___ Data provided ___

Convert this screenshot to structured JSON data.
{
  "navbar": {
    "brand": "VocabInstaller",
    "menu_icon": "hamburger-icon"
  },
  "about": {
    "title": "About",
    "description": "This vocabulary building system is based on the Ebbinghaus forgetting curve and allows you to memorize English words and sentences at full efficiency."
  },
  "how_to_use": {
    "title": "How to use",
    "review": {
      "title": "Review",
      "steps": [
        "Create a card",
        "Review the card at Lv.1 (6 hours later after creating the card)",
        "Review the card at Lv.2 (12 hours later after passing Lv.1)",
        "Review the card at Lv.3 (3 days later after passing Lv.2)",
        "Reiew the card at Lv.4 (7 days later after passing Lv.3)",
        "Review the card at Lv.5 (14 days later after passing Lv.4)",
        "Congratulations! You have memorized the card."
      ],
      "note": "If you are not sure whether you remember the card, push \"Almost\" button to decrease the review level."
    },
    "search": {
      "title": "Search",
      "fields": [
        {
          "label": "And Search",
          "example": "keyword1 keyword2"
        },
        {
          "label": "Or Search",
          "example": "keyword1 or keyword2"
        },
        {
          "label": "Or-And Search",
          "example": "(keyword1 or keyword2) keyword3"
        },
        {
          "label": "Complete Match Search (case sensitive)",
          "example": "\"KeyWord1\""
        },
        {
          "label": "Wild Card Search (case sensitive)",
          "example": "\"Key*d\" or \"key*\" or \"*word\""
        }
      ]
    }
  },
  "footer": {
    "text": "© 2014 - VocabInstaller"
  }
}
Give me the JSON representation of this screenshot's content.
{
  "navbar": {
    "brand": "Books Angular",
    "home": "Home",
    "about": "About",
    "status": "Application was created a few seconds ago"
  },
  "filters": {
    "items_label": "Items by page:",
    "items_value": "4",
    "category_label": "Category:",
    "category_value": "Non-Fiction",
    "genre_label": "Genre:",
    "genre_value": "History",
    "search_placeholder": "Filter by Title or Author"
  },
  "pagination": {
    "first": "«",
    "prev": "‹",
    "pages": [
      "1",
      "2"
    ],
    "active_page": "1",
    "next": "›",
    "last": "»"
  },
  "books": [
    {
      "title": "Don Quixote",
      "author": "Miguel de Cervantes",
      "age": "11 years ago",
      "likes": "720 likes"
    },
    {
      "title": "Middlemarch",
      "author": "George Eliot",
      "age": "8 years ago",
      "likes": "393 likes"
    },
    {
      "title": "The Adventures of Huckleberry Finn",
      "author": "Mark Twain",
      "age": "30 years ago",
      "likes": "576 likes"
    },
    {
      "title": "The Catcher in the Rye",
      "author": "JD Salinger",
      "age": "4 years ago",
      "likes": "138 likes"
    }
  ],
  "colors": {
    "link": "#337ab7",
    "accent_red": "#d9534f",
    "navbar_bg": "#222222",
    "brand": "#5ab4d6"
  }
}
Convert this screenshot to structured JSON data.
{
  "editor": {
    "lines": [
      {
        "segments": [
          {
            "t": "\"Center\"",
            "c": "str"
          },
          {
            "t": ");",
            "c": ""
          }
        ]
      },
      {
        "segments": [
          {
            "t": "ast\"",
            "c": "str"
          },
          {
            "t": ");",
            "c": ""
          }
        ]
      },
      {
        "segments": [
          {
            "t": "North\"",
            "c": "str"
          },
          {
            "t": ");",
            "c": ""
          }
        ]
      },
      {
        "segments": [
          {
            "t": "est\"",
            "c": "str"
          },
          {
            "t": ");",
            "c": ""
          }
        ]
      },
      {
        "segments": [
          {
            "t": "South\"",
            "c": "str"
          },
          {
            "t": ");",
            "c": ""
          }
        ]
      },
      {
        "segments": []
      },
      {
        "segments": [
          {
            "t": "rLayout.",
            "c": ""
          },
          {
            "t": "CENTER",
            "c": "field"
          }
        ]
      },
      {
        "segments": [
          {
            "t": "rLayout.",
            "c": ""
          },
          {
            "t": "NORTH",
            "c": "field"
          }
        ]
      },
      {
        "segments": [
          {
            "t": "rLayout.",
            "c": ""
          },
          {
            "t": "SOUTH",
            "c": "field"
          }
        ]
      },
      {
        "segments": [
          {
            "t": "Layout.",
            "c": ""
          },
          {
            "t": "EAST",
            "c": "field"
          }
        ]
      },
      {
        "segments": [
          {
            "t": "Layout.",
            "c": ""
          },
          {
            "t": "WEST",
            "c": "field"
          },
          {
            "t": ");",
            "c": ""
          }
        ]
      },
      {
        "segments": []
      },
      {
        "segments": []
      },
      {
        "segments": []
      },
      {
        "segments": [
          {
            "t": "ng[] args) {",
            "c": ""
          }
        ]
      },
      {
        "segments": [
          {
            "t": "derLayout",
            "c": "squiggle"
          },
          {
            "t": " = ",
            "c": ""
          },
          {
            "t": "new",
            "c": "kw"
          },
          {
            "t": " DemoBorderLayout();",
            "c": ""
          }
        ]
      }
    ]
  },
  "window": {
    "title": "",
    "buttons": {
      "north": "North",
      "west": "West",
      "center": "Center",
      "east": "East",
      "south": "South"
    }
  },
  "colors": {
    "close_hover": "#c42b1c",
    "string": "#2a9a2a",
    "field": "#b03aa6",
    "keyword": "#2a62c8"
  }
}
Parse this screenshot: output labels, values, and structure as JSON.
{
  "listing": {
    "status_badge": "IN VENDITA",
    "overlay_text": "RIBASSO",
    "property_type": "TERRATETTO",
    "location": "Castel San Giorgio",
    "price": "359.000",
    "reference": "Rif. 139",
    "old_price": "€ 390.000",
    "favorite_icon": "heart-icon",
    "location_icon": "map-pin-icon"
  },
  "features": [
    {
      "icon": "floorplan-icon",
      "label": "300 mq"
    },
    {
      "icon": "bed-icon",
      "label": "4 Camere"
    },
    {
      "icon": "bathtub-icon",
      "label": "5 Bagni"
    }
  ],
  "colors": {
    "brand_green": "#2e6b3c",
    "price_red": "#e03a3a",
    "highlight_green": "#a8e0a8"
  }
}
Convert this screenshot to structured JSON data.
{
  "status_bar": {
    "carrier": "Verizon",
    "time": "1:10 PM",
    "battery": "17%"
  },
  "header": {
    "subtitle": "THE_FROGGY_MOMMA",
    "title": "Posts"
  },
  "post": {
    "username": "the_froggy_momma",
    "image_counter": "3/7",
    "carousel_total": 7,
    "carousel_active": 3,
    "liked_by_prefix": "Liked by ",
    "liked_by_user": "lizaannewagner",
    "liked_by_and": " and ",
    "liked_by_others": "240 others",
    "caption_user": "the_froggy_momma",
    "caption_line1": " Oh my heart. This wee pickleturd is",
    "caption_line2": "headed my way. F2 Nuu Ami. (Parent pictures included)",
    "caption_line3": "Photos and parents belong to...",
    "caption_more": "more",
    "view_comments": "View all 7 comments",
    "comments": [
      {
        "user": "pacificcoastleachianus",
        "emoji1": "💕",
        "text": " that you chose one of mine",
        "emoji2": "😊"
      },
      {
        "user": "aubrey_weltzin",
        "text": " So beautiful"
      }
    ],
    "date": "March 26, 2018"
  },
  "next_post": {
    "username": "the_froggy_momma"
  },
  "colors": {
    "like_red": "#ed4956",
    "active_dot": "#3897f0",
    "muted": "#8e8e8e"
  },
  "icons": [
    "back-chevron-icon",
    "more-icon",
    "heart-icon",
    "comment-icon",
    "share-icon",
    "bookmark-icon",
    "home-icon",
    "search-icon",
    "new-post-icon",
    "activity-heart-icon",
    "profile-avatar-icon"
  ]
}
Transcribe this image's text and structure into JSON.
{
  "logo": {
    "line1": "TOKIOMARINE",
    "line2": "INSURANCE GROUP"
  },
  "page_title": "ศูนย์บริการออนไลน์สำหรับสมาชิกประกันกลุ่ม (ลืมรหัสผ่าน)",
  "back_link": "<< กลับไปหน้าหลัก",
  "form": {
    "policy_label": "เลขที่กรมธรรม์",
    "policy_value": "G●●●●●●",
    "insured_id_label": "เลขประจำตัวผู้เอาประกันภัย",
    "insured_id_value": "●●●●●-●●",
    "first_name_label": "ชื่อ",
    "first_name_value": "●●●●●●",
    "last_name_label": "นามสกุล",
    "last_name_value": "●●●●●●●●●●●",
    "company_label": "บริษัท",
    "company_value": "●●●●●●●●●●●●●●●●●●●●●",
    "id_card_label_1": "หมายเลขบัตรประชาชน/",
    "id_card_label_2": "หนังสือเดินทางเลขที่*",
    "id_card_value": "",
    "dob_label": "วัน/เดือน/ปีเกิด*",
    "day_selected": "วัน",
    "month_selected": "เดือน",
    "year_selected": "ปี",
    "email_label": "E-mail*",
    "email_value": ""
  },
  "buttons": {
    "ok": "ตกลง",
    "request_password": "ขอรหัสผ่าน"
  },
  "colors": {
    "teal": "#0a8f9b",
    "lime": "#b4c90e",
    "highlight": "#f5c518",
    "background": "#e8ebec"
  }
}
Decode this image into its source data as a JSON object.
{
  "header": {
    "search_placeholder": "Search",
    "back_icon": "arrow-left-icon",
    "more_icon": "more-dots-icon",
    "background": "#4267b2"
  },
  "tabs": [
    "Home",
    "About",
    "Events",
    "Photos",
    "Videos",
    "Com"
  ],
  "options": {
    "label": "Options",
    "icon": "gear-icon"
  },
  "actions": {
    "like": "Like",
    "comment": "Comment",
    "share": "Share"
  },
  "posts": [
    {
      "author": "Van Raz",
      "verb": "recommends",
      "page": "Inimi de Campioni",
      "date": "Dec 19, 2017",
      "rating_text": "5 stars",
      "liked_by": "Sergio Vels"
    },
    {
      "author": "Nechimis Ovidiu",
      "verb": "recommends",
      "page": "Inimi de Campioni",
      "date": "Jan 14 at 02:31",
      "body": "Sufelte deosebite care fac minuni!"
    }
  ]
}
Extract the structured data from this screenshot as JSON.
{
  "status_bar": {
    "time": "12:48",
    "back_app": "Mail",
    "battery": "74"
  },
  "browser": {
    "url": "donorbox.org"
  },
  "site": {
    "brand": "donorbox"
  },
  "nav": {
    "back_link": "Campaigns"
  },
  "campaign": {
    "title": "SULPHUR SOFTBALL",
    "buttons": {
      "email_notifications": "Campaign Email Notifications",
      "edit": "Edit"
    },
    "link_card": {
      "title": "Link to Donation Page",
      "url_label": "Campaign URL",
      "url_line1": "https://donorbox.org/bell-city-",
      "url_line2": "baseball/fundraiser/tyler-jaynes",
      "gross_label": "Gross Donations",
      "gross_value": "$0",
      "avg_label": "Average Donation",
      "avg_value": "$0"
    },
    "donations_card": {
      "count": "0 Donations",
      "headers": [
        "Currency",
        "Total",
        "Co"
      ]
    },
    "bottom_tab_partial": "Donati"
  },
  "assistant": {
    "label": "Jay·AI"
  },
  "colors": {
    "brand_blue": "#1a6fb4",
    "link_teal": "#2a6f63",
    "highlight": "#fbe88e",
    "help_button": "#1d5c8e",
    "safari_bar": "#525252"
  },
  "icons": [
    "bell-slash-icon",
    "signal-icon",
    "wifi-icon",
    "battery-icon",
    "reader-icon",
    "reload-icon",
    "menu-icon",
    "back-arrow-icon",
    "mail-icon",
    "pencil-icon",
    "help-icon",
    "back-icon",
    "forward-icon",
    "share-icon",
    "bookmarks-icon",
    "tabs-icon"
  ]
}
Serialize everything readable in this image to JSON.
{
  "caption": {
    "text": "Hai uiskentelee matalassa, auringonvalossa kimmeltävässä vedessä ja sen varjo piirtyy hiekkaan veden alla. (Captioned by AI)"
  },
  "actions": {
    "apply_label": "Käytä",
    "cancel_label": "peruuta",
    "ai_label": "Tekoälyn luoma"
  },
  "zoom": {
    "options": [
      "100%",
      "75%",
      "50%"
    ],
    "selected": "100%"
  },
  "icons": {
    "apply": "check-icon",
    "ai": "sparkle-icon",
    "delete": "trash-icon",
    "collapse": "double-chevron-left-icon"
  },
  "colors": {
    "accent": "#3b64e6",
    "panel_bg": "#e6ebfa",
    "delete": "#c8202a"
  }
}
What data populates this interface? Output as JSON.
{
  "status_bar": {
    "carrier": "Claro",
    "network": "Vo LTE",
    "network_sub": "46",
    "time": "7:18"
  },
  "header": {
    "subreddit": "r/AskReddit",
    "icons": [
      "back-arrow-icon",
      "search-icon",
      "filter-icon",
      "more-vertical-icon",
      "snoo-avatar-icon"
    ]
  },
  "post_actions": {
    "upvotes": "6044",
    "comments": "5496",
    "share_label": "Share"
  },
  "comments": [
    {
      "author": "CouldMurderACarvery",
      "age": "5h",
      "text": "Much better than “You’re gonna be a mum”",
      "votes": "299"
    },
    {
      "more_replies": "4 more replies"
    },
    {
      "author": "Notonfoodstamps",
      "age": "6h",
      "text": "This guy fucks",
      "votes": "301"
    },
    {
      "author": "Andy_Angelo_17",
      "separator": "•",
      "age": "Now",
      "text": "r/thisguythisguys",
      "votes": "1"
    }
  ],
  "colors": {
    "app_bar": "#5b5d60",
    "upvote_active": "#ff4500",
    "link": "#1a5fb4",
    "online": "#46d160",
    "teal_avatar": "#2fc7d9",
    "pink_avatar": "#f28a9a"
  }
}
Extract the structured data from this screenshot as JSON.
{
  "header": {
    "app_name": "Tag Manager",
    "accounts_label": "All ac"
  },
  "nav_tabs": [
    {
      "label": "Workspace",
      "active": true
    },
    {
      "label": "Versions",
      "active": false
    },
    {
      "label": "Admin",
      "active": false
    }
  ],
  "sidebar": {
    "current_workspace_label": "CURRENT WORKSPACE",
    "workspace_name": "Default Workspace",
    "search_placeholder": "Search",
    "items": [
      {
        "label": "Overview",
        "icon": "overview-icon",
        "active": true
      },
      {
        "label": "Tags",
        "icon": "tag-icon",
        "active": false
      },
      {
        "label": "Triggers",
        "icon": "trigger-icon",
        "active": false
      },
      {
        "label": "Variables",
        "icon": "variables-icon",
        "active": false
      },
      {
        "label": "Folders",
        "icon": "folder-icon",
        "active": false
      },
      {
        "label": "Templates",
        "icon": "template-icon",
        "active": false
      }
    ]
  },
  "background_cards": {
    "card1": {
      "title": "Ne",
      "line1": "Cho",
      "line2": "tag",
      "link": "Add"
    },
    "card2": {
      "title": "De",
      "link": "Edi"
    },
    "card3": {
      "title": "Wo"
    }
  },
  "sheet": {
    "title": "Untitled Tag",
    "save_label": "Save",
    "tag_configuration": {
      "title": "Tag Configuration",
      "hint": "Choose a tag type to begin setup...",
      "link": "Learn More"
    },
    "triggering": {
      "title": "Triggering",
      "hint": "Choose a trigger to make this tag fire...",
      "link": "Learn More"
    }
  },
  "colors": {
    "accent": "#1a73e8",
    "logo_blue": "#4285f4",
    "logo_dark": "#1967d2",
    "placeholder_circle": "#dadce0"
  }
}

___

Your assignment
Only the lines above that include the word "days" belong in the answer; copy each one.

Answer to the exercise
        "Review the card at Lv.3 (3 days later after passing Lv.2)",
        "Reiew the card at Lv.4 (7 days later after passing Lv.3)",
        "Review the card at Lv.5 (14 days later after passing Lv.4)",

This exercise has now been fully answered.